_Data_
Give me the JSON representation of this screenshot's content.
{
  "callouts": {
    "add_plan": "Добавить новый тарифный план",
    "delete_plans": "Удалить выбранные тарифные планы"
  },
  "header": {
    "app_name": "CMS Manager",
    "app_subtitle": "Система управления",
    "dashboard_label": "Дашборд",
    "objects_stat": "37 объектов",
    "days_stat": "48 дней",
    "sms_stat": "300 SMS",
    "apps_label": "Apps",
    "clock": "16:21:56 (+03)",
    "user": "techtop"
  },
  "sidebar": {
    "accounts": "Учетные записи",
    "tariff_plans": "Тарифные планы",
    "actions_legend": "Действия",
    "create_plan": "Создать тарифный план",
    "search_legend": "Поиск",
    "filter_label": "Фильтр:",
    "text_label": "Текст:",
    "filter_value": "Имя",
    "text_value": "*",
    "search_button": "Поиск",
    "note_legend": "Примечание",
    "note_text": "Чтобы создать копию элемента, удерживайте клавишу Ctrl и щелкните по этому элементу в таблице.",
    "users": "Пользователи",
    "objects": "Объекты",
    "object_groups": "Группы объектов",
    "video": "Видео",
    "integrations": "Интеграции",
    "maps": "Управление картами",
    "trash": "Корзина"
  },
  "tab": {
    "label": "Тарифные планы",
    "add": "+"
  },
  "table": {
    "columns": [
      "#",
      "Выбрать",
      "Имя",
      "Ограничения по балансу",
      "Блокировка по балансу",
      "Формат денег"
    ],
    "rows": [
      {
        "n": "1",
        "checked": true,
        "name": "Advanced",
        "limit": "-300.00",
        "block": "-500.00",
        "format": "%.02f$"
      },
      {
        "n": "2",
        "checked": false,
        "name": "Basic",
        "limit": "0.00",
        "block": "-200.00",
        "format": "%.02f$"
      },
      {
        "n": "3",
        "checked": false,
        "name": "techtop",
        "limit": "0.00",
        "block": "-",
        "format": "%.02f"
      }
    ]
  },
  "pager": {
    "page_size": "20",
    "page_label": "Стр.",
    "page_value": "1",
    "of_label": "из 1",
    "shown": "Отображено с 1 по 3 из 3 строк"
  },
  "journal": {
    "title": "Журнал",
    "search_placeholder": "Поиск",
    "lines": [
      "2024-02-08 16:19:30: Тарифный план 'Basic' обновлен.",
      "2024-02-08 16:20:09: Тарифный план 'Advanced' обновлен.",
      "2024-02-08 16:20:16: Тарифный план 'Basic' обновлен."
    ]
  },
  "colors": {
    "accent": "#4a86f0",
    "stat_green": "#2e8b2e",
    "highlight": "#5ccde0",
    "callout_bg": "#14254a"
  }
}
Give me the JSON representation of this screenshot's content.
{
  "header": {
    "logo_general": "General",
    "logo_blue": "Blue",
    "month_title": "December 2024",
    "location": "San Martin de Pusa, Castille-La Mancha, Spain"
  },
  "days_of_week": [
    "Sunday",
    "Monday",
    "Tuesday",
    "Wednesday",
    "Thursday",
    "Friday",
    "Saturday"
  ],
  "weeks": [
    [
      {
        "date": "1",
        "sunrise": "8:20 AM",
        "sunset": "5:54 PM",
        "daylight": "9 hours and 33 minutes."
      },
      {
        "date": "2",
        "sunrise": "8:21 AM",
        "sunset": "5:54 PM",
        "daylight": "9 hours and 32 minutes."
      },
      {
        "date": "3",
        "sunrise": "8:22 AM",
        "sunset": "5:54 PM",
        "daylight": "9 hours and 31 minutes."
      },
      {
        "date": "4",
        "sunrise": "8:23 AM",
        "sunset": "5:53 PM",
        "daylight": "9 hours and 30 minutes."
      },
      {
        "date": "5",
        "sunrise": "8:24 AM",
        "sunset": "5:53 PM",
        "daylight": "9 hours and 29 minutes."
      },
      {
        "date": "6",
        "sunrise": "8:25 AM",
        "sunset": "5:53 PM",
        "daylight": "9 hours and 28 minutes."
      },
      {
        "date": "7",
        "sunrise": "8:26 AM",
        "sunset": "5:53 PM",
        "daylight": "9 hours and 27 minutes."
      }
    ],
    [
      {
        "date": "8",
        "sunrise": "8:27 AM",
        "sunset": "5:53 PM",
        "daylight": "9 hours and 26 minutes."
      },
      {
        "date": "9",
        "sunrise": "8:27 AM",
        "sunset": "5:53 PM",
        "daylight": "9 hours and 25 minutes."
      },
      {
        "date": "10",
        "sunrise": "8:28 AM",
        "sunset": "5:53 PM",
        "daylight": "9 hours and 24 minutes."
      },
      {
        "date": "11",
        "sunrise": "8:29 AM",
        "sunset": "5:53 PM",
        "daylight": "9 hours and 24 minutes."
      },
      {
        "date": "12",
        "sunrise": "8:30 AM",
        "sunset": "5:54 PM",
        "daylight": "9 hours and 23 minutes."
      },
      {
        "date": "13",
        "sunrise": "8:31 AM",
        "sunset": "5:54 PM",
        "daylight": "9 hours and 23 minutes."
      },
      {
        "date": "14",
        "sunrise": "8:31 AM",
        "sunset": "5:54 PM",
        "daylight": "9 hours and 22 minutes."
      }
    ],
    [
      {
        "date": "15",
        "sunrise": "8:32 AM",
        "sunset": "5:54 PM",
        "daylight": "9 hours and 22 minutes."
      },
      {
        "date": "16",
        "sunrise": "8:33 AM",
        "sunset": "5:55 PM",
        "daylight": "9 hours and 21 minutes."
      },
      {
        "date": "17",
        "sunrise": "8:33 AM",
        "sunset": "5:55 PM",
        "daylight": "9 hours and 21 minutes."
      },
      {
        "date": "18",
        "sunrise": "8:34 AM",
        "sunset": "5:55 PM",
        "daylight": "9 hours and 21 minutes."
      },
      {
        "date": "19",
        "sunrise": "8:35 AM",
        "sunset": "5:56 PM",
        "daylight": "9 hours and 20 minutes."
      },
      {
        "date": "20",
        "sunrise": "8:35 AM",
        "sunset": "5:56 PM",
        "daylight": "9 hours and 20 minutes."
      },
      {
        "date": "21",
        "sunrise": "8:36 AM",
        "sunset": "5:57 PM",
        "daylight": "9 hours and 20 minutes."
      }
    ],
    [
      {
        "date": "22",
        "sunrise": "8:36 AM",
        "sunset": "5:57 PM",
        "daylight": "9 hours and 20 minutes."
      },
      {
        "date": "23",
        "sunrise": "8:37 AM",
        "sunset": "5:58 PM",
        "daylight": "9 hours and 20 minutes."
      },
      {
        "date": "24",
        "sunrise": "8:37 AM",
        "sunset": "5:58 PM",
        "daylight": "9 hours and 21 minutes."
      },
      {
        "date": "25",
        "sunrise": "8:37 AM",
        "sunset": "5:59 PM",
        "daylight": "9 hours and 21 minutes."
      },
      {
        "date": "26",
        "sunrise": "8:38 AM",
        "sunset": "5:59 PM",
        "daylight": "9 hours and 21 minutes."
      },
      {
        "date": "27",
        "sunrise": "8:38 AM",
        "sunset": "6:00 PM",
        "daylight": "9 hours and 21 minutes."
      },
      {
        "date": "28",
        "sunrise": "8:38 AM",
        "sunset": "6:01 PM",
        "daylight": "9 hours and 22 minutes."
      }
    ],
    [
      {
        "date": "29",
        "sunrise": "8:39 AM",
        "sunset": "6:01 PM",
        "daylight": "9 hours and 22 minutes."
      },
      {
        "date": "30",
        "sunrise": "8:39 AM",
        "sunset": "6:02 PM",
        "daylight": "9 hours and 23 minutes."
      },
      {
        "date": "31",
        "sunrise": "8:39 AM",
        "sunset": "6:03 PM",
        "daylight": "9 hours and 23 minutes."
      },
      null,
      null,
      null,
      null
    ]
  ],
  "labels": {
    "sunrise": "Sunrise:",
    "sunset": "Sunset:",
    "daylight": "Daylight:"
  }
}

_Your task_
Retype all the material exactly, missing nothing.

_Completed task_
Give me the JSON representation of this screenshot's content.
{
  "callouts": {
    "add_plan": "Добавить новый тарифный план",
    "delete_plans": "Удалить выбранные тарифные планы"
  },
  "header": {
    "app_name": "CMS Manager",
    "app_subtitle": "Система управления",
    "dashboard_label": "Дашборд",
    "objects_stat": "37 объектов",
    "days_stat": "48 дней",
    "sms_stat": "300 SMS",
    "apps_label": "Apps",
    "clock": "16:21:56 (+03)",
    "user": "techtop"
  },
  "sidebar": {
    "accounts": "Учетные записи",
    "tariff_plans": "Тарифные планы",
    "actions_legend": "Действия",
    "create_plan": "Создать тарифный план",
    "search_legend": "Поиск",
    "filter_label": "Фильтр:",
    "text_label": "Текст:",
    "filter_value": "Имя",
    "text_value": "*",
    "search_button": "Поиск",
    "note_legend": "Примечание",
    "note_text": "Чтобы создать копию элемента, удерживайте клавишу Ctrl и щелкните по этому элементу в таблице.",
    "users": "Пользователи",
    "objects": "Объекты",
    "object_groups": "Группы объектов",
    "video": "Видео",
    "integrations": "Интеграции",
    "maps": "Управление картами",
    "trash": "Корзина"
  },
  "tab": {
    "label": "Тарифные планы",
    "add": "+"
  },
  "table": {
    "columns": [
      "#",
      "Выбрать",
      "Имя",
      "Ограничения по балансу",
      "Блокировка по балансу",
      "Формат денег"
    ],
    "rows": [
      {
        "n": "1",
        "checked": true,
        "name": "Advanced",
        "limit": "-300.00",
        "block": "-500.00",
        "format": "%.02f$"
      },
      {
        "n": "2",
        "checked": false,
        "name": "Basic",
        "limit": "0.00",
        "block": "-200.00",
        "format": "%.02f$"
      },
      {
        "n": "3",
        "checked": false,
        "name": "techtop",
        "limit": "0.00",
        "block": "-",
        "format": "%.02f"
      }
    ]
  },
  "pager": {
    "page_size": "20",
    "page_label": "Стр.",
    "page_value": "1",
    "of_label": "из 1",
    "shown": "Отображено с 1 по 3 из 3 строк"
  },
  "journal": {
    "title": "Журнал",
    "search_placeholder": "Поиск",
    "lines": [
      "2024-02-08 16:19:30: Тарифный план 'Basic' обновлен.",
      "2024-02-08 16:20:09: Тарифный план 'Advanced' обновлен.",
      "2024-02-08 16:20:16: Тарифный план 'Basic' обновлен."
    ]
  },
  "colors": {
    "accent": "#4a86f0",
    "stat_green": "#2e8b2e",
    "highlight": "#5ccde0",
    "callout_bg": "#14254a"
  }
}
Give me the JSON representation of this screenshot's content.
{
  "header": {
    "logo_general": "General",
    "logo_blue": "Blue",
    "month_title": "December 2024",
    "location": "San Martin de Pusa, Castille-La Mancha, Spain"
  },
  "days_of_week": [
    "Sunday",
    "Monday",
    "Tuesday",
    "Wednesday",
    "Thursday",
    "Friday",
    "Saturday"
  ],
  "weeks": [
    [
      {
        "date": "1",
        "sunrise": "8:20 AM",
        "sunset": "5:54 PM",
        "daylight": "9 hours and 33 minutes."
      },
      {
        "date": "2",
        "sunrise": "8:21 AM",
        "sunset": "5:54 PM",
        "daylight": "9 hours and 32 minutes."
      },
      {
        "date": "3",
        "sunrise": "8:22 AM",
        "sunset": "5:54 PM",
        "daylight": "9 hours and 31 minutes."
      },
      {
        "date": "4",
        "sunrise": "8:23 AM",
        "sunset": "5:53 PM",
        "daylight": "9 hours and 30 minutes."
      },
      {
        "date": "5",
        "sunrise": "8:24 AM",
        "sunset": "5:53 PM",
        "daylight": "9 hours and 29 minutes."
      },
      {
        "date": "6",
        "sunrise": "8:25 AM",
        "sunset": "5:53 PM",
        "daylight": "9 hours and 28 minutes."
      },
      {
        "date": "7",
        "sunrise": "8:26 AM",
        "sunset": "5:53 PM",
        "daylight": "9 hours and 27 minutes."
      }
    ],
    [
      {
        "date": "8",
        "sunrise": "8:27 AM",
        "sunset": "5:53 PM",
        "daylight": "9 hours and 26 minutes."
      },
      {
        "date": "9",
        "sunrise": "8:27 AM",
        "sunset": "5:53 PM",
        "daylight": "9 hours and 25 minutes."
      },
      {
        "date": "10",
        "sunrise": "8:28 AM",
        "sunset": "5:53 PM",
        "daylight": "9 hours and 24 minutes."
      },
      {
        "date": "11",
        "sunrise": "8:29 AM",
        "sunset": "5:53 PM",
        "daylight": "9 hours and 24 minutes."
      },
      {
        "date": "12",
        "sunrise": "8:30 AM",
        "sunset": "5:54 PM",
        "daylight": "9 hours and 23 minutes."
      },
      {
        "date": "13",
        "sunrise": "8:31 AM",
        "sunset": "5:54 PM",
        "daylight": "9 hours and 23 minutes."
      },
      {
        "date": "14",
        "sunrise": "8:31 AM",
        "sunset": "5:54 PM",
        "daylight": "9 hours and 22 minutes."
      }
    ],
    [
      {
        "date": "15",
        "sunrise": "8:32 AM",
        "sunset": "5:54 PM",
        "daylight": "9 hours and 22 minutes."
      },
      {
        "date": "16",
        "sunrise": "8:33 AM",
        "sunset": "5:55 PM",
        "daylight": "9 hours and 21 minutes."
      },
      {
        "date": "17",
        "sunrise": "8:33 AM",
        "sunset": "5:55 PM",
        "daylight": "9 hours and 21 minutes."
      },
      {
        "date": "18",
        "sunrise": "8:34 AM",
        "sunset": "5:55 PM",
        "daylight": "9 hours and 21 minutes."
      },
      {
        "date": "19",
        "sunrise": "8:35 AM",
        "sunset": "5:56 PM",
        "daylight": "9 hours and 20 minutes."
      },
      {
        "date": "20",
        "sunrise": "8:35 AM",
        "sunset": "5:56 PM",
        "daylight": "9 hours and 20 minutes."
      },
      {
        "date": "21",
        "sunrise": "8:36 AM",
        "sunset": "5:57 PM",
        "daylight": "9 hours and 20 minutes."
      }
    ],
    [
      {
        "date": "22",
        "sunrise": "8:36 AM",
        "sunset": "5:57 PM",
        "daylight": "9 hours and 20 minutes."
      },
      {
        "date": "23",
        "sunrise": "8:37 AM",
        "sunset": "5:58 PM",
        "daylight": "9 hours and 20 minutes."
      },
      {
        "date": "24",
        "sunrise": "8:37 AM",
        "sunset": "5:58 PM",
        "daylight": "9 hours and 21 minutes."
      },
      {
        "date": "25",
        "sunrise": "8:37 AM",
        "sunset": "5:59 PM",
        "daylight": "9 hours and 21 minutes."
      },
      {
        "date": "26",
        "sunrise": "8:38 AM",
        "sunset": "5:59 PM",
        "daylight": "9 hours and 21 minutes."
      },
      {
        "date": "27",
        "sunrise": "8:38 AM",
        "sunset": "6:00 PM",
        "daylight": "9 hours and 21 minutes."
      },
      {
        "date": "28",
        "sunrise": "8:38 AM",
        "sunset": "6:01 PM",
        "daylight": "9 hours and 22 minutes."
      }
    ],
    [
      {
        "date": "29",
        "sunrise": "8:39 AM",
        "sunset": "6:01 PM",
        "daylight": "9 hours and 22 minutes."
      },
      {
        "date": "30",
        "sunrise": "8:39 AM",
        "sunset": "6:02 PM",
        "daylight": "9 hours and 23 minutes."
      },
      {
        "date": "31",
        "sunrise": "8:39 AM",
        "sunset": "6:03 PM",
        "daylight": "9 hours and 23 minutes."
      },
      null,
      null,
      null,
      null
    ]
  ],
  "labels": {
    "sunrise": "Sunrise:",
    "sunset": "Sunset:",
    "daylight": "Daylight:"
  }
}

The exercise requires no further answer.